AIM OF THE TASK: Reproduce the records below in full and exactly, without their images.

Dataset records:
= = = =
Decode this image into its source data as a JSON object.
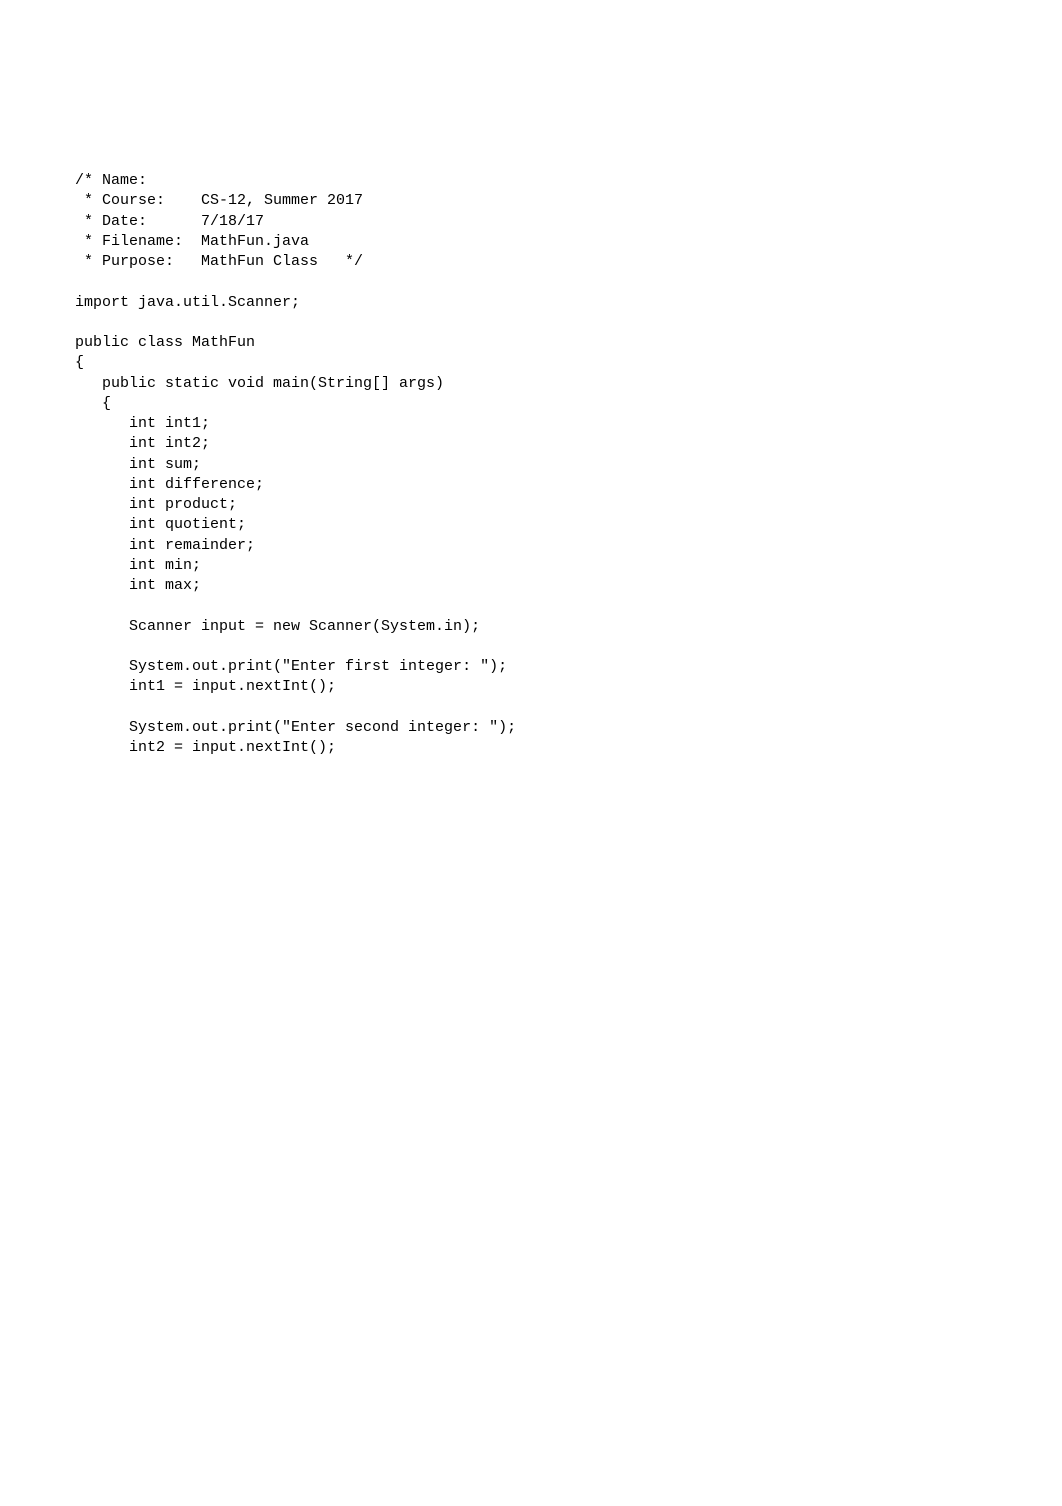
{
  "code": {
    "lines": [
      "/* Name:",
      " * Course:    CS-12, Summer 2017",
      " * Date:      7/18/17",
      " * Filename:  MathFun.java",
      " * Purpose:   MathFun Class   */",
      "",
      "import java.util.Scanner;",
      "",
      "public class MathFun",
      "{",
      "   public static void main(String[] args)",
      "   {",
      "      int int1;",
      "      int int2;",
      "      int sum;",
      "      int difference;",
      "      int product;",
      "      int quotient;",
      "      int remainder;",
      "      int min;",
      "      int max;",
      "",
      "      Scanner input = new Scanner(System.in);",
      "",
      "      System.out.print(\"Enter first integer: \");",
      "      int1 = input.nextInt();",
      "",
      "      System.out.print(\"Enter second integer: \");",
      "      int2 = input.nextInt();"
    ]
  }
}
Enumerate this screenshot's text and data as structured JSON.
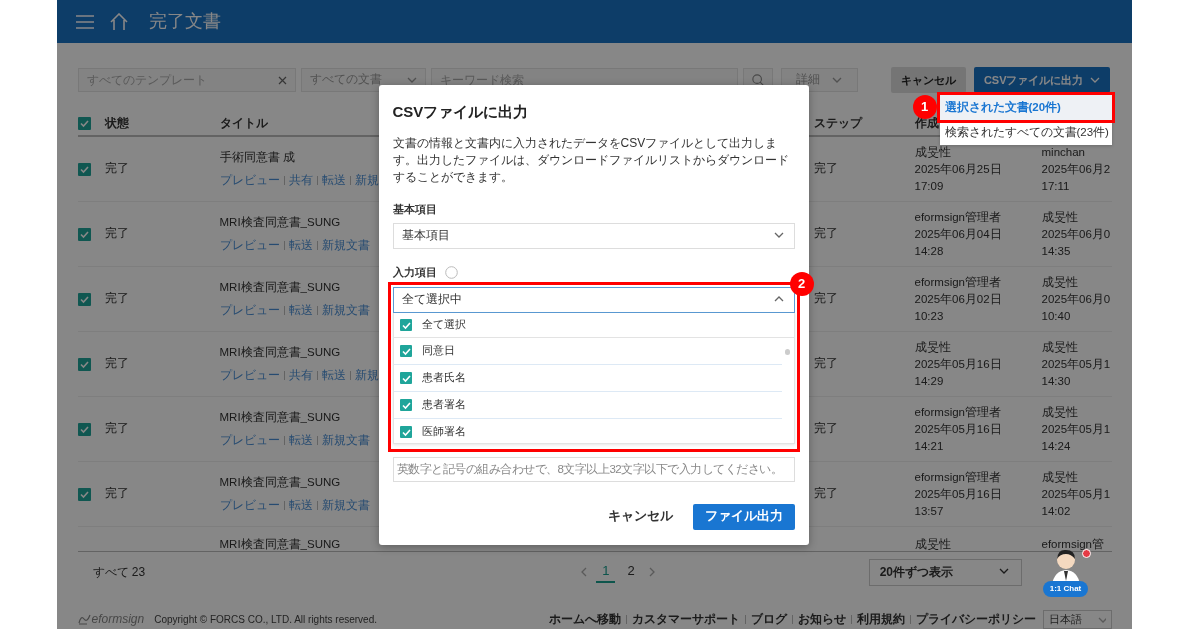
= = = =
SOLUTION BELOW:
Decode this image into its source data as a JSON object.
{
  "code": {
    "lines": [
      "/* Name:",
      " * Course:    CS-12, Summer 2017",
      " * Date:      7/18/17",
      " * Filename:  MathFun.java",
      " * Purpose:   MathFun Class   */",
      "",
      "import java.util.Scanner;",
      "",
      "public class MathFun",
      "{",
      "   public static void main(String[] args)",
      "   {",
      "      int int1;",
      "      int int2;",
      "      int sum;",
      "      int difference;",
      "      int product;",
      "      int quotient;",
      "      int remainder;",
      "      int min;",
      "      int max;",
      "",
      "      Scanner input = new Scanner(System.in);",
      "",
      "      System.out.print(\"Enter first integer: \");",
      "      int1 = input.nextInt();",
      "",
      "      System.out.print(\"Enter second integer: \");",
      "      int2 = input.nextInt();"
    ]
  }
}
Enumerate this screenshot's text and data as structured JSON.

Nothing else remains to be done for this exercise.